§ WHAT IS BEING ASKED: Write the records out again, keeping each line exactly as it is.

=== Begin Enclosure ===

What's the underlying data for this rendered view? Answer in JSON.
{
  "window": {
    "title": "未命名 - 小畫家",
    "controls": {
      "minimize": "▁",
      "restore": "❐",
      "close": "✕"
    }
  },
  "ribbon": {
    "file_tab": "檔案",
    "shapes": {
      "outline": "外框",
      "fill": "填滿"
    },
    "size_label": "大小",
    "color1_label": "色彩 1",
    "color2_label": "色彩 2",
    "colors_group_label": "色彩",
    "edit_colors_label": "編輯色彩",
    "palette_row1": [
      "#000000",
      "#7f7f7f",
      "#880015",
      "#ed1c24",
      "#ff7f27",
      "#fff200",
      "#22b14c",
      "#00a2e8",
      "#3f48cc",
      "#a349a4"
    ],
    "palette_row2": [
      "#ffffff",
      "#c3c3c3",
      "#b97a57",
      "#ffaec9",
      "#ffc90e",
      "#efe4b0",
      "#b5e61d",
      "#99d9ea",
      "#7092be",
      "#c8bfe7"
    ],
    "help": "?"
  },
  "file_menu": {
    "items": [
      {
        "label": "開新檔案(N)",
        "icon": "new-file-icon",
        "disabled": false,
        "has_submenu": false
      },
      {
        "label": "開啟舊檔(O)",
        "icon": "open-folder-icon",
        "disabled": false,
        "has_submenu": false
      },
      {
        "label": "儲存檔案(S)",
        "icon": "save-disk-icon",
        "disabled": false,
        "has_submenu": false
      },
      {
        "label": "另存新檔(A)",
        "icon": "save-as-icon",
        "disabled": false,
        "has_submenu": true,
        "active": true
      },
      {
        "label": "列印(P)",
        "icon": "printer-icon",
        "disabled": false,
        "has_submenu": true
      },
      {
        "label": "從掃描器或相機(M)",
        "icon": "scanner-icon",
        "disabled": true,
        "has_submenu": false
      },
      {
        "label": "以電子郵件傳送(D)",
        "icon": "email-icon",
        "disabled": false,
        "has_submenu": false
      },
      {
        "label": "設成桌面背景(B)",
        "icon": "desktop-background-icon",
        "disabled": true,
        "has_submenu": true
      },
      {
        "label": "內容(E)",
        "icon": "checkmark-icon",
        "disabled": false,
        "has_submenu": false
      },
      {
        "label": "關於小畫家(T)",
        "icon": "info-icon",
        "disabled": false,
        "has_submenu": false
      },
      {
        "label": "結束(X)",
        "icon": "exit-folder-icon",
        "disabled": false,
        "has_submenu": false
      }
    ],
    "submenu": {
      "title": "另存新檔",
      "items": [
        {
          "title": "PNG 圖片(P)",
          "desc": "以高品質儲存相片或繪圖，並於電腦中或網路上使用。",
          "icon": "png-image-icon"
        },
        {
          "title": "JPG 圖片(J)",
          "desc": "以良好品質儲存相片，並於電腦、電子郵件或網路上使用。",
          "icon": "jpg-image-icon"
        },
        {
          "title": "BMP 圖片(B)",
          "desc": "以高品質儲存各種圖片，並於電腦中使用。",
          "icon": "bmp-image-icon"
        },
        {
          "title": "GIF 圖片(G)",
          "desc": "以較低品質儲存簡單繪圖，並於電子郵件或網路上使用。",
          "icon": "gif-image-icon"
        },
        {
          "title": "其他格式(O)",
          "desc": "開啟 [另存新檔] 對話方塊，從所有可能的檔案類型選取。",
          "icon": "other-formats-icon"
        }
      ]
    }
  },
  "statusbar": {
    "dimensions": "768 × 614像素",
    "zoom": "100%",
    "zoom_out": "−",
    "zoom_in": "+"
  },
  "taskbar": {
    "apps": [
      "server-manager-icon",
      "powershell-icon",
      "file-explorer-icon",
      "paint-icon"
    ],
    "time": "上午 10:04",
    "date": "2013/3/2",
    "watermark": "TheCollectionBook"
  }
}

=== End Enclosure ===

§ OUTPUT OF THE EXERCISE:
What's the underlying data for this rendered view? Answer in JSON.
{
  "window": {
    "title": "未命名 - 小畫家",
    "controls": {
      "minimize": "▁",
      "restore": "❐",
      "close": "✕"
    }
  },
  "ribbon": {
    "file_tab": "檔案",
    "shapes": {
      "outline": "外框",
      "fill": "填滿"
    },
    "size_label": "大小",
    "color1_label": "色彩 1",
    "color2_label": "色彩 2",
    "colors_group_label": "色彩",
    "edit_colors_label": "編輯色彩",
    "palette_row1": [
      "#000000",
      "#7f7f7f",
      "#880015",
      "#ed1c24",
      "#ff7f27",
      "#fff200",
      "#22b14c",
      "#00a2e8",
      "#3f48cc",
      "#a349a4"
    ],
    "palette_row2": [
      "#ffffff",
      "#c3c3c3",
      "#b97a57",
      "#ffaec9",
      "#ffc90e",
      "#efe4b0",
      "#b5e61d",
      "#99d9ea",
      "#7092be",
      "#c8bfe7"
    ],
    "help": "?"
  },
  "file_menu": {
    "items": [
      {
        "label": "開新檔案(N)",
        "icon": "new-file-icon",
        "disabled": false,
        "has_submenu": false
      },
      {
        "label": "開啟舊檔(O)",
        "icon": "open-folder-icon",
        "disabled": false,
        "has_submenu": false
      },
      {
        "label": "儲存檔案(S)",
        "icon": "save-disk-icon",
        "disabled": false,
        "has_submenu": false
      },
      {
        "label": "另存新檔(A)",
        "icon": "save-as-icon",
        "disabled": false,
        "has_submenu": true,
        "active": true
      },
      {
        "label": "列印(P)",
        "icon": "printer-icon",
        "disabled": false,
        "has_submenu": true
      },
      {
        "label": "從掃描器或相機(M)",
        "icon": "scanner-icon",
        "disabled": true,
        "has_submenu": false
      },
      {
        "label": "以電子郵件傳送(D)",
        "icon": "email-icon",
        "disabled": false,
        "has_submenu": false
      },
      {
        "label": "設成桌面背景(B)",
        "icon": "desktop-background-icon",
        "disabled": true,
        "has_submenu": true
      },
      {
        "label": "內容(E)",
        "icon": "checkmark-icon",
        "disabled": false,
        "has_submenu": false
      },
      {
        "label": "關於小畫家(T)",
        "icon": "info-icon",
        "disabled": false,
        "has_submenu": false
      },
      {
        "label": "結束(X)",
        "icon": "exit-folder-icon",
        "disabled": false,
        "has_submenu": false
      }
    ],
    "submenu": {
      "title": "另存新檔",
      "items": [
        {
          "title": "PNG 圖片(P)",
          "desc": "以高品質儲存相片或繪圖，並於電腦中或網路上使用。",
          "icon": "png-image-icon"
        },
        {
          "title": "JPG 圖片(J)",
          "desc": "以良好品質儲存相片，並於電腦、電子郵件或網路上使用。",
          "icon": "jpg-image-icon"
        },
        {
          "title": "BMP 圖片(B)",
          "desc": "以高品質儲存各種圖片，並於電腦中使用。",
          "icon": "bmp-image-icon"
        },
        {
          "title": "GIF 圖片(G)",
          "desc": "以較低品質儲存簡單繪圖，並於電子郵件或網路上使用。",
          "icon": "gif-image-icon"
        },
        {
          "title": "其他格式(O)",
          "desc": "開啟 [另存新檔] 對話方塊，從所有可能的檔案類型選取。",
          "icon": "other-formats-icon"
        }
      ]
    }
  },
  "statusbar": {
    "dimensions": "768 × 614像素",
    "zoom": "100%",
    "zoom_out": "−",
    "zoom_in": "+"
  },
  "taskbar": {
    "apps": [
      "server-manager-icon",
      "powershell-icon",
      "file-explorer-icon",
      "paint-icon"
    ],
    "time": "上午 10:04",
    "date": "2013/3/2",
    "watermark": "TheCollectionBook"
  }
}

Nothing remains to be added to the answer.